**WHAT NEEDS TO BE DONE:**
Return every line of the data below that includes the string "this".

**INFORMATION PROVIDED:**
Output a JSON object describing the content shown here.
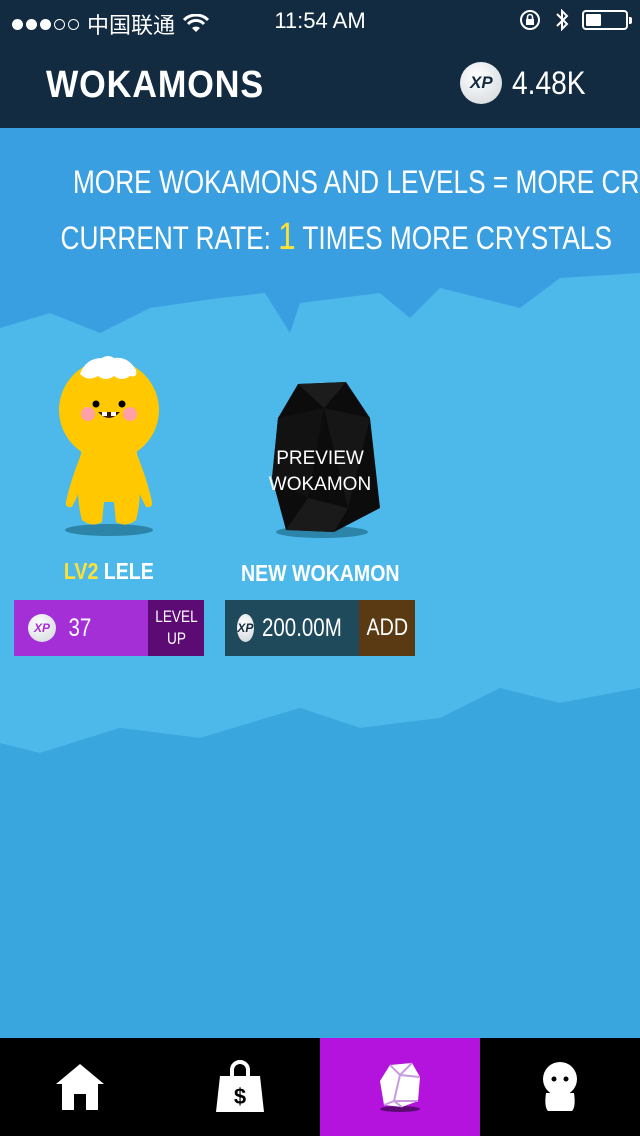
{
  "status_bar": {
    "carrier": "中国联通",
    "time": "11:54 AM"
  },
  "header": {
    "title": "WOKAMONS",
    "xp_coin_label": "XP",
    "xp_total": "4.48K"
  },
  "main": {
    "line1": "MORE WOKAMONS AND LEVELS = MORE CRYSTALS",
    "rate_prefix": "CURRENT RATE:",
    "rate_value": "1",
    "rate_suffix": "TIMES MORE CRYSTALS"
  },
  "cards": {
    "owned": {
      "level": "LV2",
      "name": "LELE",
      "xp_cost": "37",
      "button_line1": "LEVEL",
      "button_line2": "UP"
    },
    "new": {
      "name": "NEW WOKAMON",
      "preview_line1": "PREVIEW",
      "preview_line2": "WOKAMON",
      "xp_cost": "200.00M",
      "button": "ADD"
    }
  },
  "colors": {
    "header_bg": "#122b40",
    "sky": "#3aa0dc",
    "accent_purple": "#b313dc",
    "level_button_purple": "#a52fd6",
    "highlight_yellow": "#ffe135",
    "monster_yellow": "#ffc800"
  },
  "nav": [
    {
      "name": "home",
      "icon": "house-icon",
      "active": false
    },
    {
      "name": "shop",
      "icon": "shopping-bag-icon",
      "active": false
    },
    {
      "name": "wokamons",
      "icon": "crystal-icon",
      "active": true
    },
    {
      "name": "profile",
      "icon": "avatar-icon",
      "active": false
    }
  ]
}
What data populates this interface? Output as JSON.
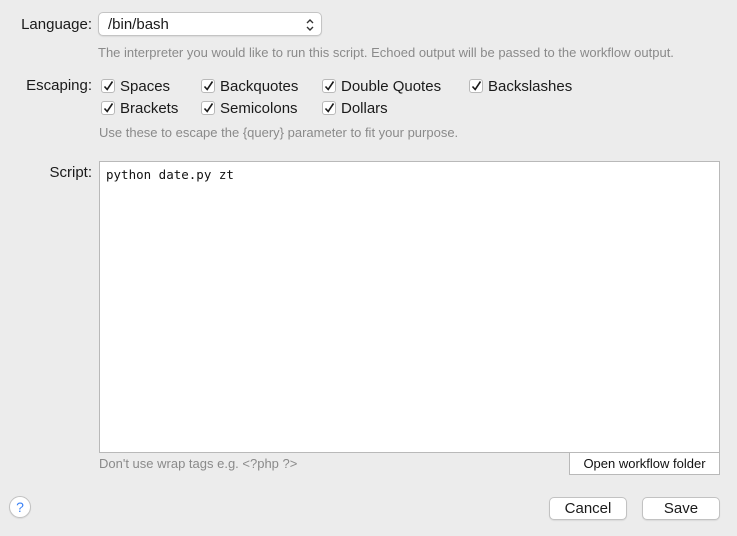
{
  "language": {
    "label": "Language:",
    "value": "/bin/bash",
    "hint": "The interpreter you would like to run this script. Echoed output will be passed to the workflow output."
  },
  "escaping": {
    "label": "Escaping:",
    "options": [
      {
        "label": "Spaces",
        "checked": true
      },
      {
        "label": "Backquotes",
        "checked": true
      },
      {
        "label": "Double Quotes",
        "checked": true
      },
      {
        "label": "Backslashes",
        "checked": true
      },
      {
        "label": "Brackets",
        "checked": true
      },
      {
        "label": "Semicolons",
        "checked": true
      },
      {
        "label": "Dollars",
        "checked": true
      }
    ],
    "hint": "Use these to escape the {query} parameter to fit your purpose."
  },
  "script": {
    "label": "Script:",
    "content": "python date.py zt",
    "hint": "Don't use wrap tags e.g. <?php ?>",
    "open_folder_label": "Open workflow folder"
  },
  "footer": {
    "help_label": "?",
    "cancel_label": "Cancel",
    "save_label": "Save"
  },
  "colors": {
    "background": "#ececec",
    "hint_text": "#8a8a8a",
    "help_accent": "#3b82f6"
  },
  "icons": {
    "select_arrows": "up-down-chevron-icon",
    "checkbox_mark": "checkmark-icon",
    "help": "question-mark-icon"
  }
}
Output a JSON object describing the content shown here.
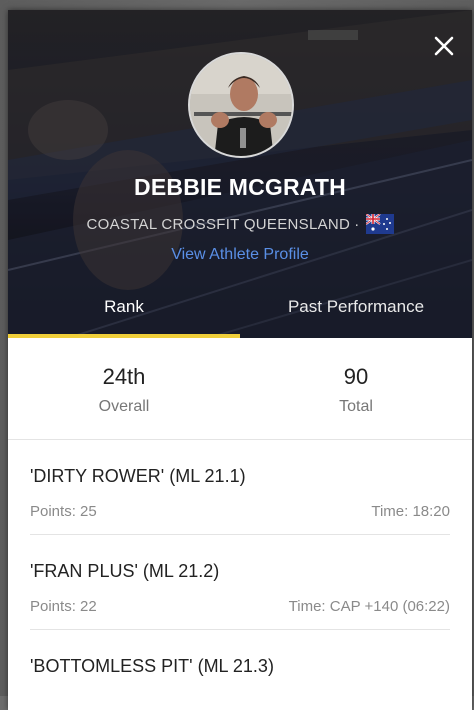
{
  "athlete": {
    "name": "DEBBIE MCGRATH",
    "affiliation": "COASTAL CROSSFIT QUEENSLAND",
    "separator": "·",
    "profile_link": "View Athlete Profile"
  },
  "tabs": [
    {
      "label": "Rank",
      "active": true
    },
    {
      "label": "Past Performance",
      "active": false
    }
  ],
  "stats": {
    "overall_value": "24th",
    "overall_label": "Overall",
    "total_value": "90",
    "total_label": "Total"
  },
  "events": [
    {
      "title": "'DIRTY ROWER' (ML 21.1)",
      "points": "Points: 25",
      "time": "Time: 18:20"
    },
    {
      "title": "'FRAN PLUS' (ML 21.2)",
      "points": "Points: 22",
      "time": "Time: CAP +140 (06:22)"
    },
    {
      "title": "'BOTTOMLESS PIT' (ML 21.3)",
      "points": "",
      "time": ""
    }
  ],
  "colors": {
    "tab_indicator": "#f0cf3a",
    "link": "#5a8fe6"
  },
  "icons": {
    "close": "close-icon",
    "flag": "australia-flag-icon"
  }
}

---

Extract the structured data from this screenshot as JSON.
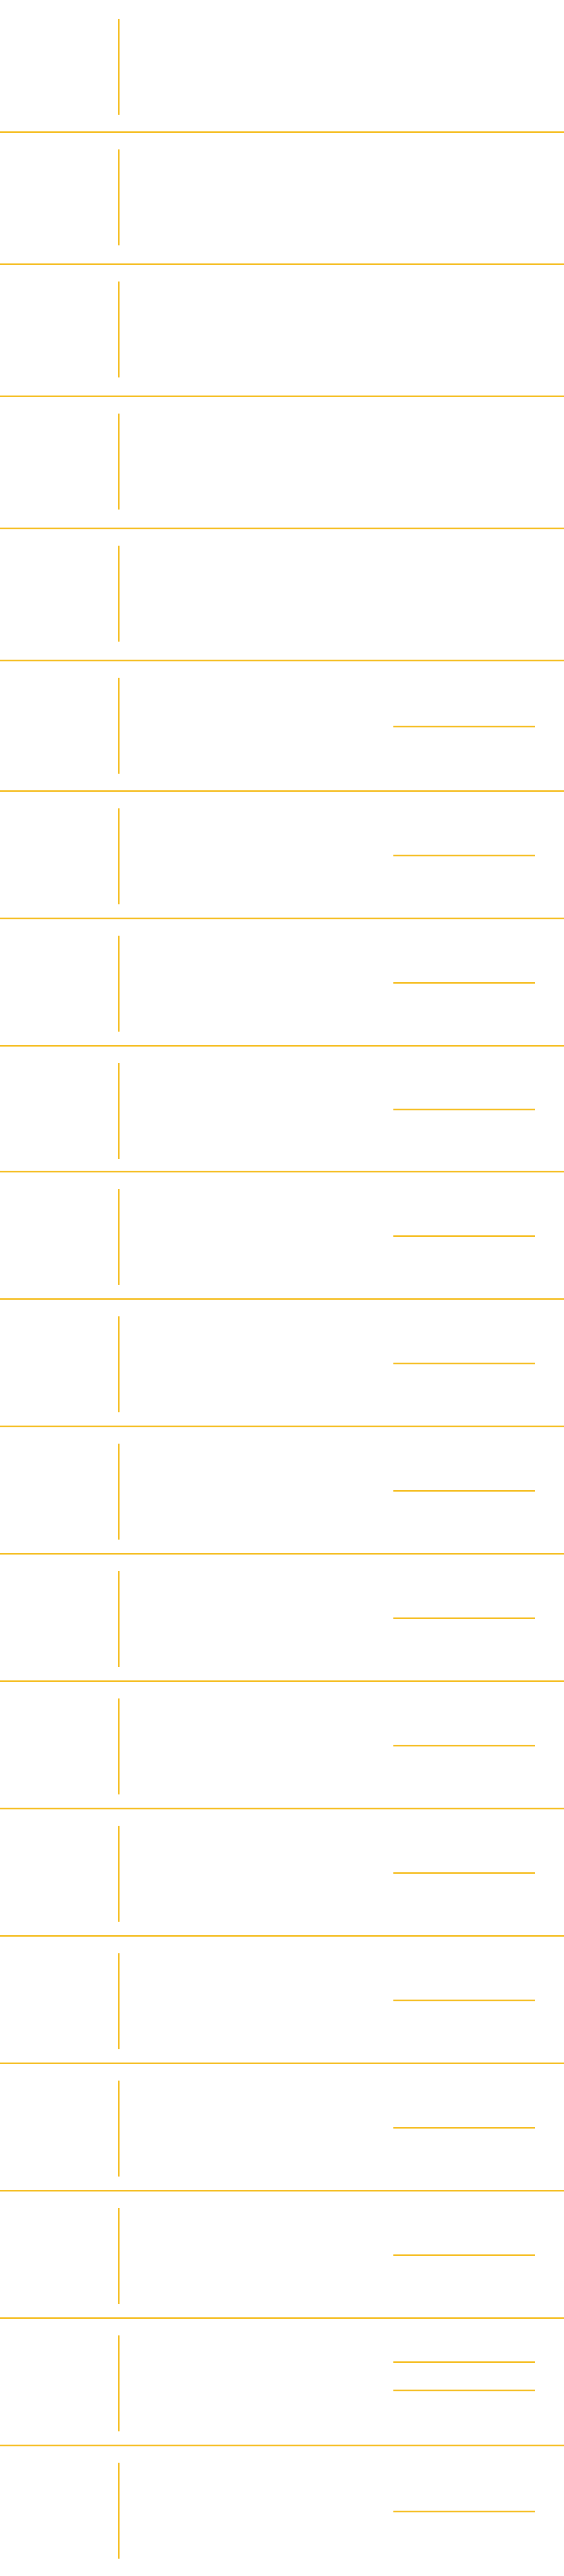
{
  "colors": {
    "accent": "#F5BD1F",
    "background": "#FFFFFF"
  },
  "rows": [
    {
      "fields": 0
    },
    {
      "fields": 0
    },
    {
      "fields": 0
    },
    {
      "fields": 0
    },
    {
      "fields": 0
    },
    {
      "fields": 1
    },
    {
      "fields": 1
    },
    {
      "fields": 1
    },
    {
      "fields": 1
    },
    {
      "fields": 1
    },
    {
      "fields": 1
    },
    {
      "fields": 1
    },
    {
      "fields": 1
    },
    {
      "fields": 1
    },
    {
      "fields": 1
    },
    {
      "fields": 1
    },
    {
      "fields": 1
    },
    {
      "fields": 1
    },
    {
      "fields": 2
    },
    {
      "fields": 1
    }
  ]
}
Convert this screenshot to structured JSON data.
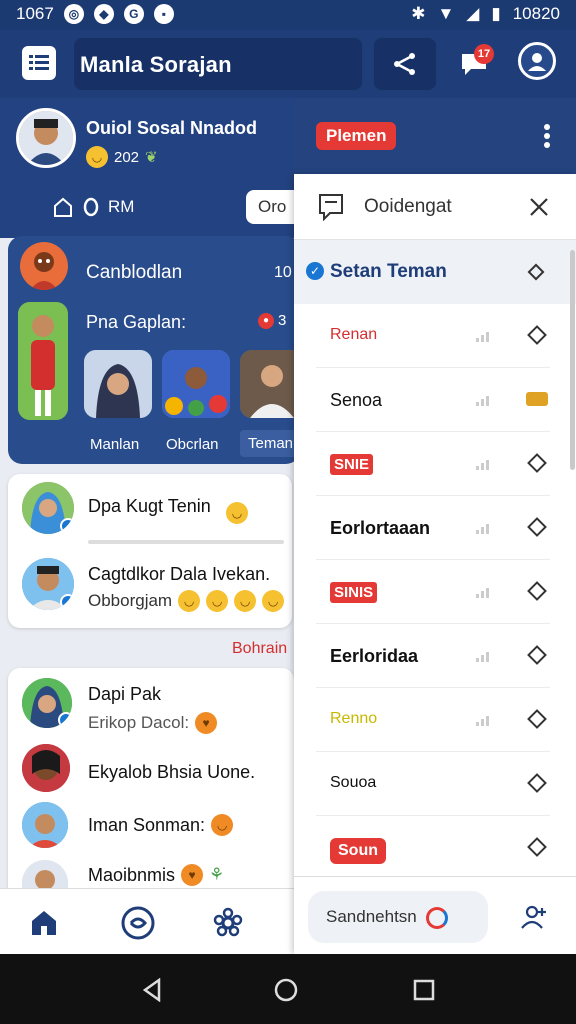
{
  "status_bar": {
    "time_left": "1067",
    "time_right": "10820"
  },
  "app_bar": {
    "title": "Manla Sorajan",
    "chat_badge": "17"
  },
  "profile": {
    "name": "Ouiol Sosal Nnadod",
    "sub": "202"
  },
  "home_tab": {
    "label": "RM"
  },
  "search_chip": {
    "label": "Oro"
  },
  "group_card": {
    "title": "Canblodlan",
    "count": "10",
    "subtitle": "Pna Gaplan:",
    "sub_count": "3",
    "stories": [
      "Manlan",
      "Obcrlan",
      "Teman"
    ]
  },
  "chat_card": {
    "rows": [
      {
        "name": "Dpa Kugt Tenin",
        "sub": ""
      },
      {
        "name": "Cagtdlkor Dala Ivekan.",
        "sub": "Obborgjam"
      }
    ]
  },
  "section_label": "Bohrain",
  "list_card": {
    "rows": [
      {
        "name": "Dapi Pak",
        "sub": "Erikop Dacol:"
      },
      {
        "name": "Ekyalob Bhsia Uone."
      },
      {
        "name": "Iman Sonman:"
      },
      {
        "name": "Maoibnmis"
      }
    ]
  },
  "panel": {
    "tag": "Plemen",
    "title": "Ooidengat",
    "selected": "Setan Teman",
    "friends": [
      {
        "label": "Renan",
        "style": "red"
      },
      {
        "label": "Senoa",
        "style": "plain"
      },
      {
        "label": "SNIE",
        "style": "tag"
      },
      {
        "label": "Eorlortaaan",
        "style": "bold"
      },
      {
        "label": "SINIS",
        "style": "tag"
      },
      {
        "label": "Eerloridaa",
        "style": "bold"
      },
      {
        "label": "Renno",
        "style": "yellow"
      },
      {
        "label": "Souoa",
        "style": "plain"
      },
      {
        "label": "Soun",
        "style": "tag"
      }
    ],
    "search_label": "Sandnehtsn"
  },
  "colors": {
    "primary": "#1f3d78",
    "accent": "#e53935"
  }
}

**FINISHED EXERCISE:**
What data populates this interface? Output as JSON.
    "hint": "The interpreter you would like to run this script. Echoed output will be passed to the workflow output."
Extract the structured data from this screenshot as JSON.
Convert this screenshot to structured JSON data.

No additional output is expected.